About this task -> What you return has to match the listing below line for line.

=== Section Start ===

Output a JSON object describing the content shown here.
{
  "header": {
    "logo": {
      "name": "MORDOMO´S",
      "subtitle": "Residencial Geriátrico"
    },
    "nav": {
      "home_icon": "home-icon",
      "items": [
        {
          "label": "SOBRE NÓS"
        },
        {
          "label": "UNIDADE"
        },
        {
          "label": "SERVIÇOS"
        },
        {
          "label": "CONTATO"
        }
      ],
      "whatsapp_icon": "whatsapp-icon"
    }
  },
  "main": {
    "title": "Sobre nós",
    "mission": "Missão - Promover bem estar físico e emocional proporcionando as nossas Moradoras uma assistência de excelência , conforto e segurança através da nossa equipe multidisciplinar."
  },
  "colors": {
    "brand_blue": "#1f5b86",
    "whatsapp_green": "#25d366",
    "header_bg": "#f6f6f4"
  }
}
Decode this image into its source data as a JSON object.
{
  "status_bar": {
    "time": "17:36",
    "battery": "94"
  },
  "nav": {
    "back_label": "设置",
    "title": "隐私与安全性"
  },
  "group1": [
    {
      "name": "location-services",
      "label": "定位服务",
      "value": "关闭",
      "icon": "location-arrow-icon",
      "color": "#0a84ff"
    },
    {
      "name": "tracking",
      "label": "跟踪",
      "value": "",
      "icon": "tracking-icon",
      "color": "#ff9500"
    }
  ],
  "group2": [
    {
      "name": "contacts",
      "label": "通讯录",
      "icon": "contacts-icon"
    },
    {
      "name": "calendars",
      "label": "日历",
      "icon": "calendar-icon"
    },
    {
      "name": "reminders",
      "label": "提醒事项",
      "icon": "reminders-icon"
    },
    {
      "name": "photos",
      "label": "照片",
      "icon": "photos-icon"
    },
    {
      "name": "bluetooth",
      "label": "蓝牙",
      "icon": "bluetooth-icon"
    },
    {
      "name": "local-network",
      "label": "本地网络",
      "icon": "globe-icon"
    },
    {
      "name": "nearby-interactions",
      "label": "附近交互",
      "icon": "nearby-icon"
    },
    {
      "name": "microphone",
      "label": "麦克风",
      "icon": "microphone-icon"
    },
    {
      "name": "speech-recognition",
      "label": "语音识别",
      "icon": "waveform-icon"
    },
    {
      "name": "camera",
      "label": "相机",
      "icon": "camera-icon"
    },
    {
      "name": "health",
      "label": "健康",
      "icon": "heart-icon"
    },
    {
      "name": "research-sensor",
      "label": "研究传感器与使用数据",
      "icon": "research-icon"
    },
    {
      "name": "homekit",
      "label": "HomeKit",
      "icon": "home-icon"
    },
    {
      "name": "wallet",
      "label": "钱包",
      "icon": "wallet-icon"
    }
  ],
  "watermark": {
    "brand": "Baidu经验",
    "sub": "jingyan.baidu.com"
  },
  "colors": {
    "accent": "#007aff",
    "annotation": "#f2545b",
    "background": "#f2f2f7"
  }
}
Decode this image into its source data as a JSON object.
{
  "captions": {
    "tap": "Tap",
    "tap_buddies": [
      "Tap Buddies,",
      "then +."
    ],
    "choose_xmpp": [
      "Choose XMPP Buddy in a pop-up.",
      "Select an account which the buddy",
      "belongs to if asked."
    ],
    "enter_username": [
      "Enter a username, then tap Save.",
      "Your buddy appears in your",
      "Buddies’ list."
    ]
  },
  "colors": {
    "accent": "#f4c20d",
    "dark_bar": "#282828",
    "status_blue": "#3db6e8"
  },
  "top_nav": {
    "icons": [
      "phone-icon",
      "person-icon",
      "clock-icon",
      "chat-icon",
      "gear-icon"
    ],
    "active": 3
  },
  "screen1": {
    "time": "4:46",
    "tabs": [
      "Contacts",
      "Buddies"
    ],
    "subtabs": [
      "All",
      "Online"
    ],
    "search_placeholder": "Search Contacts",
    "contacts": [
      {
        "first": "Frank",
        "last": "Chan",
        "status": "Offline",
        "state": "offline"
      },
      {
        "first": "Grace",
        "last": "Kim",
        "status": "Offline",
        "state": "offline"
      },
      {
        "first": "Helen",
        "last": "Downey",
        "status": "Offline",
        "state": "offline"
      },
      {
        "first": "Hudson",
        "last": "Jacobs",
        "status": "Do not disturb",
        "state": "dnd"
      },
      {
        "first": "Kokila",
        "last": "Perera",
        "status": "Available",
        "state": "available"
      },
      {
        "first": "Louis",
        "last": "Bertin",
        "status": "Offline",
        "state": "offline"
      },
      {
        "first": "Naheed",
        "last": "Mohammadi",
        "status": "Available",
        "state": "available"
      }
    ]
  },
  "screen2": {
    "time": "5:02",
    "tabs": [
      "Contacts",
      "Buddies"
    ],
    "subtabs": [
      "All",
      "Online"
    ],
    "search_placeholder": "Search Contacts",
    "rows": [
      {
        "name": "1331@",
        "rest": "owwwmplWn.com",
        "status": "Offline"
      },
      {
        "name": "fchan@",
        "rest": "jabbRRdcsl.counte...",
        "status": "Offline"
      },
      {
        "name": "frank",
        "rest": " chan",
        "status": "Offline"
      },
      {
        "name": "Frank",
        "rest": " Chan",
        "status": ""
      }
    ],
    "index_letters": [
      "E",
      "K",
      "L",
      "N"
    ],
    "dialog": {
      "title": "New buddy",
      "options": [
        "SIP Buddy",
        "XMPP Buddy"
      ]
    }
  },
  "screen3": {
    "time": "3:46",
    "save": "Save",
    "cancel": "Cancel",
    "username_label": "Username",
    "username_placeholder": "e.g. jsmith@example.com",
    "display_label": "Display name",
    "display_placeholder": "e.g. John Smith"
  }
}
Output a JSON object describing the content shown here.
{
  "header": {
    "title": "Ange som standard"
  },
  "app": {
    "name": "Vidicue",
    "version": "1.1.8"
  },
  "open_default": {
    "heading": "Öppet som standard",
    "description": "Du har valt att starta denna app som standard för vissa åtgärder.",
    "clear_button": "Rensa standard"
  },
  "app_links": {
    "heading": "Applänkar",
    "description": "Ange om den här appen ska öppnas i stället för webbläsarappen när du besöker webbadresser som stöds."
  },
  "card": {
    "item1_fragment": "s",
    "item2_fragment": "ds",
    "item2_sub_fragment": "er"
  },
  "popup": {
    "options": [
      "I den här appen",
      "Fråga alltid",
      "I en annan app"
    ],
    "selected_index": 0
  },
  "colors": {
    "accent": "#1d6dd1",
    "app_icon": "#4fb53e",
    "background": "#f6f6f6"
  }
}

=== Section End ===

Response for this exercise ->
Output a JSON object describing the content shown here.
{
  "header": {
    "logo": {
      "name": "MORDOMO´S",
      "subtitle": "Residencial Geriátrico"
    },
    "nav": {
      "home_icon": "home-icon",
      "items": [
        {
          "label": "SOBRE NÓS"
        },
        {
          "label": "UNIDADE"
        },
        {
          "label": "SERVIÇOS"
        },
        {
          "label": "CONTATO"
        }
      ],
      "whatsapp_icon": "whatsapp-icon"
    }
  },
  "main": {
    "title": "Sobre nós",
    "mission": "Missão - Promover bem estar físico e emocional proporcionando as nossas Moradoras uma assistência de excelência , conforto e segurança através da nossa equipe multidisciplinar."
  },
  "colors": {
    "brand_blue": "#1f5b86",
    "whatsapp_green": "#25d366",
    "header_bg": "#f6f6f4"
  }
}
Decode this image into its source data as a JSON object.
{
  "status_bar": {
    "time": "17:36",
    "battery": "94"
  },
  "nav": {
    "back_label": "设置",
    "title": "隐私与安全性"
  },
  "group1": [
    {
      "name": "location-services",
      "label": "定位服务",
      "value": "关闭",
      "icon": "location-arrow-icon",
      "color": "#0a84ff"
    },
    {
      "name": "tracking",
      "label": "跟踪",
      "value": "",
      "icon": "tracking-icon",
      "color": "#ff9500"
    }
  ],
  "group2": [
    {
      "name": "contacts",
      "label": "通讯录",
      "icon": "contacts-icon"
    },
    {
      "name": "calendars",
      "label": "日历",
      "icon": "calendar-icon"
    },
    {
      "name": "reminders",
      "label": "提醒事项",
      "icon": "reminders-icon"
    },
    {
      "name": "photos",
      "label": "照片",
      "icon": "photos-icon"
    },
    {
      "name": "bluetooth",
      "label": "蓝牙",
      "icon": "bluetooth-icon"
    },
    {
      "name": "local-network",
      "label": "本地网络",
      "icon": "globe-icon"
    },
    {
      "name": "nearby-interactions",
      "label": "附近交互",
      "icon": "nearby-icon"
    },
    {
      "name": "microphone",
      "label": "麦克风",
      "icon": "microphone-icon"
    },
    {
      "name": "speech-recognition",
      "label": "语音识别",
      "icon": "waveform-icon"
    },
    {
      "name": "camera",
      "label": "相机",
      "icon": "camera-icon"
    },
    {
      "name": "health",
      "label": "健康",
      "icon": "heart-icon"
    },
    {
      "name": "research-sensor",
      "label": "研究传感器与使用数据",
      "icon": "research-icon"
    },
    {
      "name": "homekit",
      "label": "HomeKit",
      "icon": "home-icon"
    },
    {
      "name": "wallet",
      "label": "钱包",
      "icon": "wallet-icon"
    }
  ],
  "watermark": {
    "brand": "Baidu经验",
    "sub": "jingyan.baidu.com"
  },
  "colors": {
    "accent": "#007aff",
    "annotation": "#f2545b",
    "background": "#f2f2f7"
  }
}
Decode this image into its source data as a JSON object.
{
  "captions": {
    "tap": "Tap",
    "tap_buddies": [
      "Tap Buddies,",
      "then +."
    ],
    "choose_xmpp": [
      "Choose XMPP Buddy in a pop-up.",
      "Select an account which the buddy",
      "belongs to if asked."
    ],
    "enter_username": [
      "Enter a username, then tap Save.",
      "Your buddy appears in your",
      "Buddies’ list."
    ]
  },
  "colors": {
    "accent": "#f4c20d",
    "dark_bar": "#282828",
    "status_blue": "#3db6e8"
  },
  "top_nav": {
    "icons": [
      "phone-icon",
      "person-icon",
      "clock-icon",
      "chat-icon",
      "gear-icon"
    ],
    "active": 3
  },
  "screen1": {
    "time": "4:46",
    "tabs": [
      "Contacts",
      "Buddies"
    ],
    "subtabs": [
      "All",
      "Online"
    ],
    "search_placeholder": "Search Contacts",
    "contacts": [
      {
        "first": "Frank",
        "last": "Chan",
        "status": "Offline",
        "state": "offline"
      },
      {
        "first": "Grace",
        "last": "Kim",
        "status": "Offline",
        "state": "offline"
      },
      {
        "first": "Helen",
        "last": "Downey",
        "status": "Offline",
        "state": "offline"
      },
      {
        "first": "Hudson",
        "last": "Jacobs",
        "status": "Do not disturb",
        "state": "dnd"
      },
      {
        "first": "Kokila",
        "last": "Perera",
        "status": "Available",
        "state": "available"
      },
      {
        "first": "Louis",
        "last": "Bertin",
        "status": "Offline",
        "state": "offline"
      },
      {
        "first": "Naheed",
        "last": "Mohammadi",
        "status": "Available",
        "state": "available"
      }
    ]
  },
  "screen2": {
    "time": "5:02",
    "tabs": [
      "Contacts",
      "Buddies"
    ],
    "subtabs": [
      "All",
      "Online"
    ],
    "search_placeholder": "Search Contacts",
    "rows": [
      {
        "name": "1331@",
        "rest": "owwwmplWn.com",
        "status": "Offline"
      },
      {
        "name": "fchan@",
        "rest": "jabbRRdcsl.counte...",
        "status": "Offline"
      },
      {
        "name": "frank",
        "rest": " chan",
        "status": "Offline"
      },
      {
        "name": "Frank",
        "rest": " Chan",
        "status": ""
      }
    ],
    "index_letters": [
      "E",
      "K",
      "L",
      "N"
    ],
    "dialog": {
      "title": "New buddy",
      "options": [
        "SIP Buddy",
        "XMPP Buddy"
      ]
    }
  },
  "screen3": {
    "time": "3:46",
    "save": "Save",
    "cancel": "Cancel",
    "username_label": "Username",
    "username_placeholder": "e.g. jsmith@example.com",
    "display_label": "Display name",
    "display_placeholder": "e.g. John Smith"
  }
}
Output a JSON object describing the content shown here.
{
  "header": {
    "title": "Ange som standard"
  },
  "app": {
    "name": "Vidicue",
    "version": "1.1.8"
  },
  "open_default": {
    "heading": "Öppet som standard",
    "description": "Du har valt att starta denna app som standard för vissa åtgärder.",
    "clear_button": "Rensa standard"
  },
  "app_links": {
    "heading": "Applänkar",
    "description": "Ange om den här appen ska öppnas i stället för webbläsarappen när du besöker webbadresser som stöds."
  },
  "card": {
    "item1_fragment": "s",
    "item2_fragment": "ds",
    "item2_sub_fragment": "er"
  },
  "popup": {
    "options": [
      "I den här appen",
      "Fråga alltid",
      "I en annan app"
    ],
    "selected_index": 0
  },
  "colors": {
    "accent": "#1d6dd1",
    "app_icon": "#4fb53e",
    "background": "#f6f6f6"
  }
}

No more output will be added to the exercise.